Mother Margareta and her time
The first Sisters who came from Algersdorf with Sr. Margareta conveyed some interesting facts about her to Sr. Angelina Krizanic, Sr. Lidvina Purgaj and to other sisters.
Sr. Margareta’s physical appearance and demeanor were described as follows: She was of medium height and slender stature. Her pace was moderate, and she was calm and prudent in her speech. She had a gentle smile and was never overbearing.
When she wished to introduce something new into the sisters’ schedule or regarding the education of the children, she always consulted the sisters, “What do you think about this, sisters? Would it be better to change this, or add...or introduce...?”
While waiting for the sisters’ response, she remained calm and gentle, never impatient, and without a domineering attitude that says, “We must do it this way...We will introduce this...this is not for religious...etc.” No, everything in her behavior was directed toward seeking a peaceful and mutual collaboration.
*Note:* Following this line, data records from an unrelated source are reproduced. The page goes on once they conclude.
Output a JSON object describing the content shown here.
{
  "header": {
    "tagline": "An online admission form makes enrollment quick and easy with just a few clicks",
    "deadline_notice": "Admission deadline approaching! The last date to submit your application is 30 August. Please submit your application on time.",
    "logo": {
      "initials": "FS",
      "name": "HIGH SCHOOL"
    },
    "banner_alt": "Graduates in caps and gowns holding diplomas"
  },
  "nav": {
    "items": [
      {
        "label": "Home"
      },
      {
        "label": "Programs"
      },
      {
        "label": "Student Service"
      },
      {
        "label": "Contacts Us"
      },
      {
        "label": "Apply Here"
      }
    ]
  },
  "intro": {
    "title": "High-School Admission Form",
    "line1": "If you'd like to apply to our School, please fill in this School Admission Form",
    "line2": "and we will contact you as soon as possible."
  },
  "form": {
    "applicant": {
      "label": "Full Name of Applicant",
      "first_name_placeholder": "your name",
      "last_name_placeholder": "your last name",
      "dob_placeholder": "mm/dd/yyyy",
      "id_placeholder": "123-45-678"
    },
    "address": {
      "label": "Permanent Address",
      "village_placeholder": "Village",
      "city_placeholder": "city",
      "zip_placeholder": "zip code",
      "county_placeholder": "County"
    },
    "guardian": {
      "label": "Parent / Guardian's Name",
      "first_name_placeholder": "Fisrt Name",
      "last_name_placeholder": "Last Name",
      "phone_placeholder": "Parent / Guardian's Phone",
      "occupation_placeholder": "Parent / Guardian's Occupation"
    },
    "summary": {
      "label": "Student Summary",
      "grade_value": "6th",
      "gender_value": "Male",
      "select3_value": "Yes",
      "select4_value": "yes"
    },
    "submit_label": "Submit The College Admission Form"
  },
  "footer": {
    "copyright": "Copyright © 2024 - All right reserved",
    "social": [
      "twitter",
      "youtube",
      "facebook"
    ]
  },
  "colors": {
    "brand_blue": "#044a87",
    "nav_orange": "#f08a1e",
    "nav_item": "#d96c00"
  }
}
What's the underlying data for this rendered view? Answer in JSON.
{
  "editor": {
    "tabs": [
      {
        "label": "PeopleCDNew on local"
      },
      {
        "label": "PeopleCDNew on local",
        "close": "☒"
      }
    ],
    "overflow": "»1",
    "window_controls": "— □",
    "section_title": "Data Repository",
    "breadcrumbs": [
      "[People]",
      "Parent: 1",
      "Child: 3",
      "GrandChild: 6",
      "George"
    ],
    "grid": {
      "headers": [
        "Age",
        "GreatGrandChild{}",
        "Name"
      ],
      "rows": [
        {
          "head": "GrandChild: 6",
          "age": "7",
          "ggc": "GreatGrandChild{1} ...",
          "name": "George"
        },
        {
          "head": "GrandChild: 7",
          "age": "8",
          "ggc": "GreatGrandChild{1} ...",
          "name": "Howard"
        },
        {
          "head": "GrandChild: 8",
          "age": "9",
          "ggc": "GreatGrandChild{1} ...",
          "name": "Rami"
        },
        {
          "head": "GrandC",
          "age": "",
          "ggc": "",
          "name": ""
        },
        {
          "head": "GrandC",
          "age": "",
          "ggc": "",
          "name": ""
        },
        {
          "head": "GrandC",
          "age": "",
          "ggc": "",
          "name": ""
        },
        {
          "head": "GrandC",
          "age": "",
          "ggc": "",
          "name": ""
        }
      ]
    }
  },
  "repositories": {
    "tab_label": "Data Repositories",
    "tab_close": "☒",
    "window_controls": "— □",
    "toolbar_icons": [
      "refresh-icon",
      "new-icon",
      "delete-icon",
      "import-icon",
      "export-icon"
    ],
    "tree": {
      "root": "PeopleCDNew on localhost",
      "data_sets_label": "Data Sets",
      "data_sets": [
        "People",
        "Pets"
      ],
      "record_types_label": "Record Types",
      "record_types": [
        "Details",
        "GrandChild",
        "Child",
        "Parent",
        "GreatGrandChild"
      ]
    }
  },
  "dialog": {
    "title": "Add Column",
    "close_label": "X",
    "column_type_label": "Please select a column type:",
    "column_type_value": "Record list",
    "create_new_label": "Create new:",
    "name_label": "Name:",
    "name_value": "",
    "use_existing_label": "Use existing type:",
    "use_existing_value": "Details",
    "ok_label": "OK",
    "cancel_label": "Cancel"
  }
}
In this way she moved and encouraged the sisters to reflect, to express their opinions and motivations, until a decision was reached.
Sr. Angelina, Sr. Lidvina and some other sisters maintained that although Mother Margareta had a choleric temperament, it was “a choleric temperament moderated by self-discipline.”
The consistency she showed in all her activity indicated the good upbringing she had had prior to entering the convent. She had received a good cultural education in manners and comportment in her uncle’s family where she lived until she was 24, that is, until she entered the convent. Her uncle was considered to be among the so-called better class of his region in his business activity. Her aunt, a gentle and good woman who was likewise respected, was a teacher of fine needlework. Apparently the entire family was well thought of, and this included Maria Pucher.
We have already alluded to the good example she gave. Sr. Margareta often spoke to the sisters that the most effective means of teaching was by good example. She said that scolding, fear, and threats of punishment were not the best methods for educating children. Rather, the example of a good teacher, good instruction that was not overly strict, as well as prayer, pardon, and an understanding of the child’s difficulties could generate astonishing success.
Another incident that touches on her good example is the following incident26 which was related to us by Sr. Emanuela during our teacher’s education class, a class dedicated to explaining good methods of education:
A novice fourth grade teacher had some very restless children in her class. They were difficult to handle and keep calm. Since some of them were disturbing the lessons, the Sister became upset and punished the culprits by striking them with her hand. Just at that moment, alerted by the loud screams, Mother Margareta entered the room. Surprised by what she saw, she immediately withdrew, quickening her pace. The sister, aware of what she had done, hurried after her to try to justify her behavior, but Sr. Margareta stopped her explanation only to say, “I left because I was embarrassed for you and for what you did in anger. With that act you humiliated yourself before the children.”